Isaac Asimov Presents The Golden Years of Science Fiction, Sixth Series

Isaac Asimov Presents The Golden Years of Science Fiction, Sixth Series is a 1988 hardcover reprint of Isaac Asimov Presents The Great SF Stories 11 (1949) and Isaac Asimov Presents The Great SF Stories 12 (1950). It is the last in a series of 6 two-volume books which together reprinted the first 12 of 25 books in the Isaac Asimov Presents The Great SF Stories series of compilations.

Other articles related to "years":

Chariots Of Fire - Awards and Recognition - Popular Lists
... Chariots of Fire theme American Film Institute recognition AFI's 100 Years...100 Movies - Nominated AFI's 100 Years of Film Scores - Nominated AFI's 100 Years...100 Cheers. 100 AFI's 100 Years...100 Movies (10th Anniversary Edition) - Nominated AFI's 10 Top 10 - Nominated ...
Leni Riefenstahl - Post-war Life and Career - Photography and Final Film
... her cameraman Horst Kettner, who was 40 years her junior and assisted her with the photographs they were together from the time she was 60 and he was 20 ... Years later she photographed Las Vegas entertainers Siegfried and Roy ... In her later years, Riefenstahl became known for her longevity and physical stamina, although she often suffered considerable pain from old injuries ...
FM-2030 - Name Change
... I am not who I was ten years ago and certainly not who I will be in twenty years ... The name 2030 reflects my conviction that the years around 2030 will be a magical time ...
Election - Characteristics - Scheduling
... elections are held between every three and six years in most states, with exceptions such as the U.S ... House of Representatives, which stands for election every two years ... presidents the President of Ireland is elected every seven years, the President of Russia and the President of Finland every six years, the President of ...

Famous quotes containing the words sixth, series, science, isaac, asimov, presents, golden and/or years:

    If you are willing to inconvenience yourself in the name of discipline, the battle is half over.
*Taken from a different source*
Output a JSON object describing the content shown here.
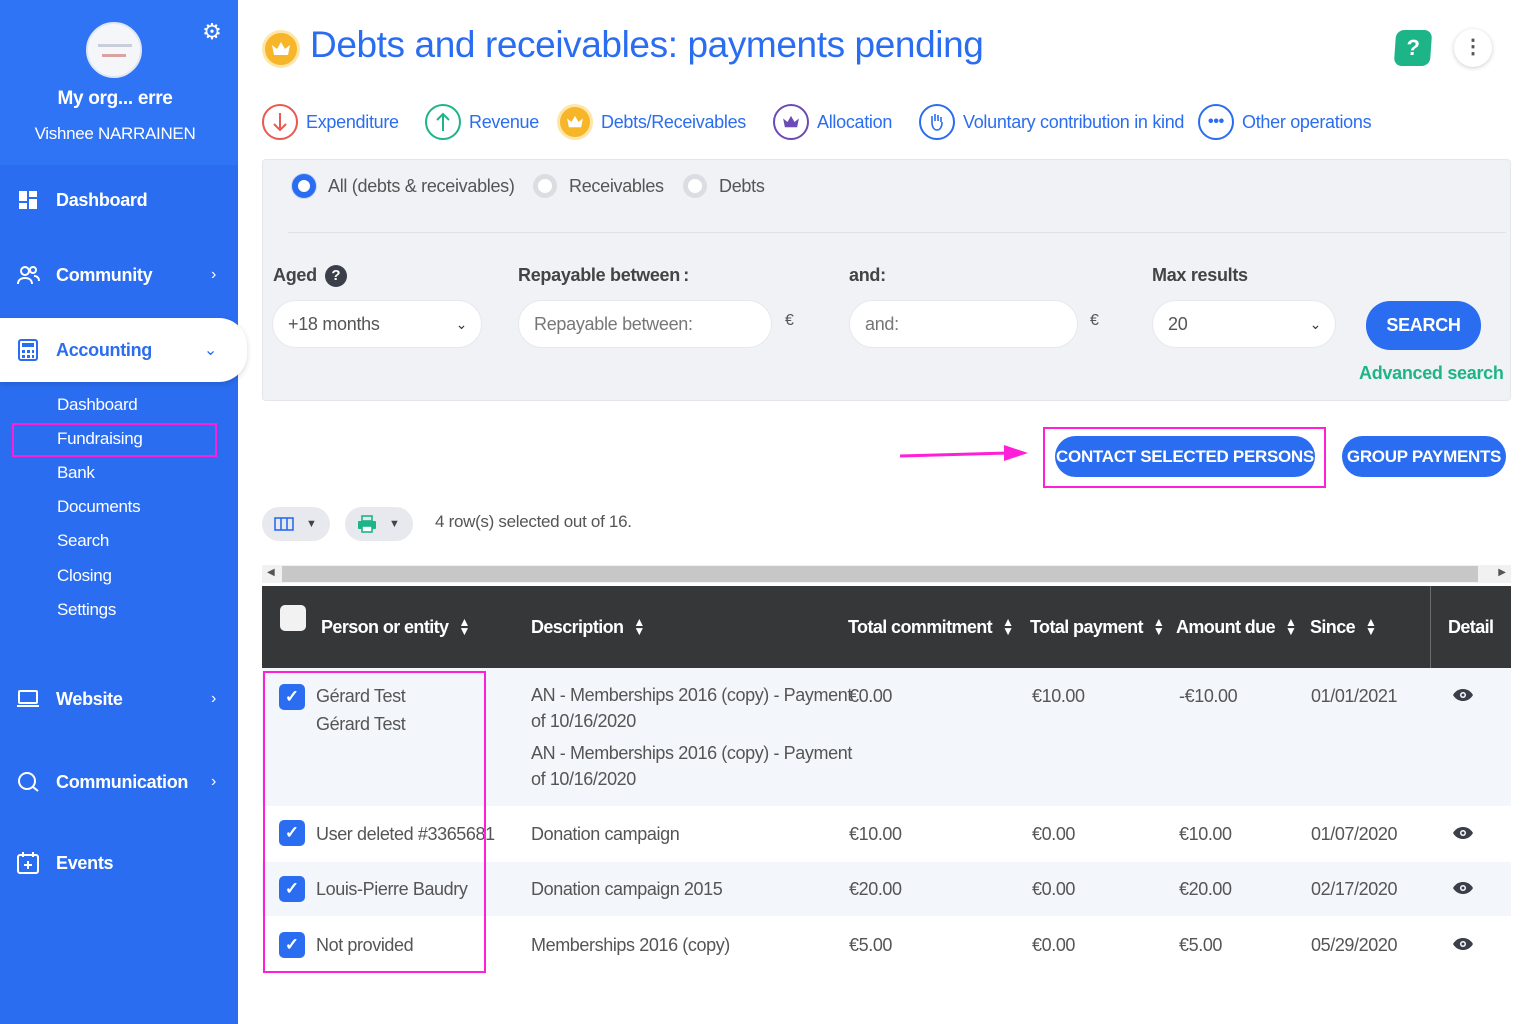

Leave Grandma’s early if the children are acting impossible. Depart the ballpark in the sixth inning if you’ve warned the kids and their behavior is still poor. If we do something like this once, our kids will remember it for a long time.
    Fred G. Gosman (20th century)

    Depression moods lead, almost invariably, to accidents. But, when they occur, our mood changes again, since the accident shows we can draw the world in our wake, and that we still retain some degree of power even when our spirits are low. A series of accidents creates a positively light-hearted state, out of consideration for this strange power.
    Jean Baudrillard (b. 1929)

    After sitting in my chamber many days, reading the poets, I have been out early on a foggy morning and heard the cry of an owl in a neighboring wood as from a nature behind the common, unexplored by science or by literature.
    Henry David Thoreau (1817–1862)

    Behold, Esau my brother is a hairy man, and I am a smooth man.
    Bible: Hebrew Jacob, in Genesis, 27:11.

    To his mother Rebekah, explaining how the blind Isaac might discover the ploy of his pretending to be Esau. “Esau was a cunning hunter, a man of the field; and Jacob was a plain man, dwelling in tents.” (25:27)

    Science fiction writers foresee the inevitable, and although problems and catastrophes may be inevitable, solutions are not.
    —Isaac Asimov (1920–1992)

    Whensoever any affliction assails me, mee thinks I have the keyes of my prison in mine owne hand, and no remedy presents it selfe so soone to my heart, as mine own sword. Often meditation of this hath wonne me to a charitable interpretation of their action, who dy so: and provoked me a little to watch and exagitate their reasons, which pronounce so peremptory judgements upon them.
    John Donne (c. 1572–1631)

    They think how one life hums, revolves and toils,
    One cog in a golden singing hive:
    Stephen Spender (1909–1995)

    Strange that the mind will forget so much of what only this moment has passed, and yet hold clear and bright the memory of what happened years ago with men and women long since dead.
    Philip Dunne (1908–1992)